EXERCISE PROMPT: Repeat the records word for word.

SUPPLIED MATERIAL:
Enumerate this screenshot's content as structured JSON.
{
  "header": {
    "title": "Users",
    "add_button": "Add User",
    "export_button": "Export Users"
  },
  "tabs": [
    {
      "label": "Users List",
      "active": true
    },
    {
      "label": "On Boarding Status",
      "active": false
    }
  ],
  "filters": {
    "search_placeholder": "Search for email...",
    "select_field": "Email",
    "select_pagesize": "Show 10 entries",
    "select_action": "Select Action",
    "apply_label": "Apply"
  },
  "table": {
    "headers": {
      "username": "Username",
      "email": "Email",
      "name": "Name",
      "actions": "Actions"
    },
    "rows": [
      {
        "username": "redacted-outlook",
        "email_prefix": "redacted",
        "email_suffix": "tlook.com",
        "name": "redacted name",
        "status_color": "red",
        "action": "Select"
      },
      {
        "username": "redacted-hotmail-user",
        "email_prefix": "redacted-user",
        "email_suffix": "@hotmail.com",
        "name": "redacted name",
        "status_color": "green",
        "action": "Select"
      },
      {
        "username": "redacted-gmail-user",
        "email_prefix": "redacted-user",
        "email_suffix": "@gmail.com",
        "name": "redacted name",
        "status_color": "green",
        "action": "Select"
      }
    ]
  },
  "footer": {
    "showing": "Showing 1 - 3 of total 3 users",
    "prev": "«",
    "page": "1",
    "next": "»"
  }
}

EXERCISE OUTPUT:
Enumerate this screenshot's content as structured JSON.
{
  "header": {
    "title": "Users",
    "add_button": "Add User",
    "export_button": "Export Users"
  },
  "tabs": [
    {
      "label": "Users List",
      "active": true
    },
    {
      "label": "On Boarding Status",
      "active": false
    }
  ],
  "filters": {
    "search_placeholder": "Search for email...",
    "select_field": "Email",
    "select_pagesize": "Show 10 entries",
    "select_action": "Select Action",
    "apply_label": "Apply"
  },
  "table": {
    "headers": {
      "username": "Username",
      "email": "Email",
      "name": "Name",
      "actions": "Actions"
    },
    "rows": [
      {
        "username": "redacted-outlook",
        "email_prefix": "redacted",
        "email_suffix": "tlook.com",
        "name": "redacted name",
        "status_color": "red",
        "action": "Select"
      },
      {
        "username": "redacted-hotmail-user",
        "email_prefix": "redacted-user",
        "email_suffix": "@hotmail.com",
        "name": "redacted name",
        "status_color": "green",
        "action": "Select"
      },
      {
        "username": "redacted-gmail-user",
        "email_prefix": "redacted-user",
        "email_suffix": "@gmail.com",
        "name": "redacted name",
        "status_color": "green",
        "action": "Select"
      }
    ]
  },
  "footer": {
    "showing": "Showing 1 - 3 of total 3 users",
    "prev": "«",
    "page": "1",
    "next": "»"
  }
}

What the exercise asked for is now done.